Your task: Nothing in the entries should change; repeat them exactly.

· · · ·

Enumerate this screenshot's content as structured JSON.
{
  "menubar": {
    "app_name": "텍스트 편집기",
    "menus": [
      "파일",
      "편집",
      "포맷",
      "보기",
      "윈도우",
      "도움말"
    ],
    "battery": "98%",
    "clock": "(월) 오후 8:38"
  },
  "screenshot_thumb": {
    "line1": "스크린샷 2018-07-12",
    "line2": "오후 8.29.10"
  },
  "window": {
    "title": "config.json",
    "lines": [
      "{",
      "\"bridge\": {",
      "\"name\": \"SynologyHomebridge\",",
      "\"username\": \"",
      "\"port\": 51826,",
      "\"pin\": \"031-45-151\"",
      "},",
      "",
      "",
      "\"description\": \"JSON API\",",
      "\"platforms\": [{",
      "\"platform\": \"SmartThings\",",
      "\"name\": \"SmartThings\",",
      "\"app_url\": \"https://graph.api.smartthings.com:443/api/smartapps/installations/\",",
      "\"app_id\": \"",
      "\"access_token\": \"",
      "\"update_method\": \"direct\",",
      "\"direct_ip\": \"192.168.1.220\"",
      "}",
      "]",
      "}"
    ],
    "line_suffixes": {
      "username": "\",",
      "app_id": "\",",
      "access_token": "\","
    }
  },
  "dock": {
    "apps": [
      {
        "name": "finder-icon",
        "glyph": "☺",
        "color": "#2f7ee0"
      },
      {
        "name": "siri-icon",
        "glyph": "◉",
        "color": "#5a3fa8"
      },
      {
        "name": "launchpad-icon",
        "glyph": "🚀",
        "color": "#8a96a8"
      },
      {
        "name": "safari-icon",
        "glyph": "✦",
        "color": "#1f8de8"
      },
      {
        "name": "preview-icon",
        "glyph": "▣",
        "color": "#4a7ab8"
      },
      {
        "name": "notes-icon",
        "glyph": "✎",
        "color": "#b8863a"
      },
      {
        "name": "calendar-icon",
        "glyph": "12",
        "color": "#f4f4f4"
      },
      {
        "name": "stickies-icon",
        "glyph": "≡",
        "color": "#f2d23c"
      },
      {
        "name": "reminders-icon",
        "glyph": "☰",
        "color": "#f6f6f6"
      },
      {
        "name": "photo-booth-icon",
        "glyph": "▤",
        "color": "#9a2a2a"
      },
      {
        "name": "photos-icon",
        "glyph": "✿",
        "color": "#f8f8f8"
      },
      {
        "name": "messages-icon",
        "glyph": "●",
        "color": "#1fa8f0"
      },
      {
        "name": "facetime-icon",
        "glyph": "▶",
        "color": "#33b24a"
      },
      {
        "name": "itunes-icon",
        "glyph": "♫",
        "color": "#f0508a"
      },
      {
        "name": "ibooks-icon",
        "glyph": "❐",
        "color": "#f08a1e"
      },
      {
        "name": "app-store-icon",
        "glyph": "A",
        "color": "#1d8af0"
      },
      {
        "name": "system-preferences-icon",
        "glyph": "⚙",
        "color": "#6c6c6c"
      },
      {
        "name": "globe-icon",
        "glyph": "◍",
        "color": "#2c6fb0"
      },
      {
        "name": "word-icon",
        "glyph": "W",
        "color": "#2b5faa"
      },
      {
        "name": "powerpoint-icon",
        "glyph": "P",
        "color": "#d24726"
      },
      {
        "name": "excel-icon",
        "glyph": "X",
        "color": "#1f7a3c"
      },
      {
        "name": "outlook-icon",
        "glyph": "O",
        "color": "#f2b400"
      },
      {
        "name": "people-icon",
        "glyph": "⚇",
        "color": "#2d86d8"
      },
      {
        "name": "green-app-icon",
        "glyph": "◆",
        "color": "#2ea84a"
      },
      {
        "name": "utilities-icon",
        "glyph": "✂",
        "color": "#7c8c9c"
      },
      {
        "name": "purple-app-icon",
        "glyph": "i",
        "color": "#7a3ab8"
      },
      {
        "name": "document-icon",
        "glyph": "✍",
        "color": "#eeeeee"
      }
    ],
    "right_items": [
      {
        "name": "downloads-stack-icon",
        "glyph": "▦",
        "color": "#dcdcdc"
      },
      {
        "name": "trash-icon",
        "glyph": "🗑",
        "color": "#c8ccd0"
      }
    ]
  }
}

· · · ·

Response:
Enumerate this screenshot's content as structured JSON.
{
  "menubar": {
    "app_name": "텍스트 편집기",
    "menus": [
      "파일",
      "편집",
      "포맷",
      "보기",
      "윈도우",
      "도움말"
    ],
    "battery": "98%",
    "clock": "(월) 오후 8:38"
  },
  "screenshot_thumb": {
    "line1": "스크린샷 2018-07-12",
    "line2": "오후 8.29.10"
  },
  "window": {
    "title": "config.json",
    "lines": [
      "{",
      "\"bridge\": {",
      "\"name\": \"SynologyHomebridge\",",
      "\"username\": \"",
      "\"port\": 51826,",
      "\"pin\": \"031-45-151\"",
      "},",
      "",
      "",
      "\"description\": \"JSON API\",",
      "\"platforms\": [{",
      "\"platform\": \"SmartThings\",",
      "\"name\": \"SmartThings\",",
      "\"app_url\": \"https://graph.api.smartthings.com:443/api/smartapps/installations/\",",
      "\"app_id\": \"",
      "\"access_token\": \"",
      "\"update_method\": \"direct\",",
      "\"direct_ip\": \"192.168.1.220\"",
      "}",
      "]",
      "}"
    ],
    "line_suffixes": {
      "username": "\",",
      "app_id": "\",",
      "access_token": "\","
    }
  },
  "dock": {
    "apps": [
      {
        "name": "finder-icon",
        "glyph": "☺",
        "color": "#2f7ee0"
      },
      {
        "name": "siri-icon",
        "glyph": "◉",
        "color": "#5a3fa8"
      },
      {
        "name": "launchpad-icon",
        "glyph": "🚀",
        "color": "#8a96a8"
      },
      {
        "name": "safari-icon",
        "glyph": "✦",
        "color": "#1f8de8"
      },
      {
        "name": "preview-icon",
        "glyph": "▣",
        "color": "#4a7ab8"
      },
      {
        "name": "notes-icon",
        "glyph": "✎",
        "color": "#b8863a"
      },
      {
        "name": "calendar-icon",
        "glyph": "12",
        "color": "#f4f4f4"
      },
      {
        "name": "stickies-icon",
        "glyph": "≡",
        "color": "#f2d23c"
      },
      {
        "name": "reminders-icon",
        "glyph": "☰",
        "color": "#f6f6f6"
      },
      {
        "name": "photo-booth-icon",
        "glyph": "▤",
        "color": "#9a2a2a"
      },
      {
        "name": "photos-icon",
        "glyph": "✿",
        "color": "#f8f8f8"
      },
      {
        "name": "messages-icon",
        "glyph": "●",
        "color": "#1fa8f0"
      },
      {
        "name": "facetime-icon",
        "glyph": "▶",
        "color": "#33b24a"
      },
      {
        "name": "itunes-icon",
        "glyph": "♫",
        "color": "#f0508a"
      },
      {
        "name": "ibooks-icon",
        "glyph": "❐",
        "color": "#f08a1e"
      },
      {
        "name": "app-store-icon",
        "glyph": "A",
        "color": "#1d8af0"
      },
      {
        "name": "system-preferences-icon",
        "glyph": "⚙",
        "color": "#6c6c6c"
      },
      {
        "name": "globe-icon",
        "glyph": "◍",
        "color": "#2c6fb0"
      },
      {
        "name": "word-icon",
        "glyph": "W",
        "color": "#2b5faa"
      },
      {
        "name": "powerpoint-icon",
        "glyph": "P",
        "color": "#d24726"
      },
      {
        "name": "excel-icon",
        "glyph": "X",
        "color": "#1f7a3c"
      },
      {
        "name": "outlook-icon",
        "glyph": "O",
        "color": "#f2b400"
      },
      {
        "name": "people-icon",
        "glyph": "⚇",
        "color": "#2d86d8"
      },
      {
        "name": "green-app-icon",
        "glyph": "◆",
        "color": "#2ea84a"
      },
      {
        "name": "utilities-icon",
        "glyph": "✂",
        "color": "#7c8c9c"
      },
      {
        "name": "purple-app-icon",
        "glyph": "i",
        "color": "#7a3ab8"
      },
      {
        "name": "document-icon",
        "glyph": "✍",
        "color": "#eeeeee"
      }
    ],
    "right_items": [
      {
        "name": "downloads-stack-icon",
        "glyph": "▦",
        "color": "#dcdcdc"
      },
      {
        "name": "trash-icon",
        "glyph": "🗑",
        "color": "#c8ccd0"
      }
    ]
  }
}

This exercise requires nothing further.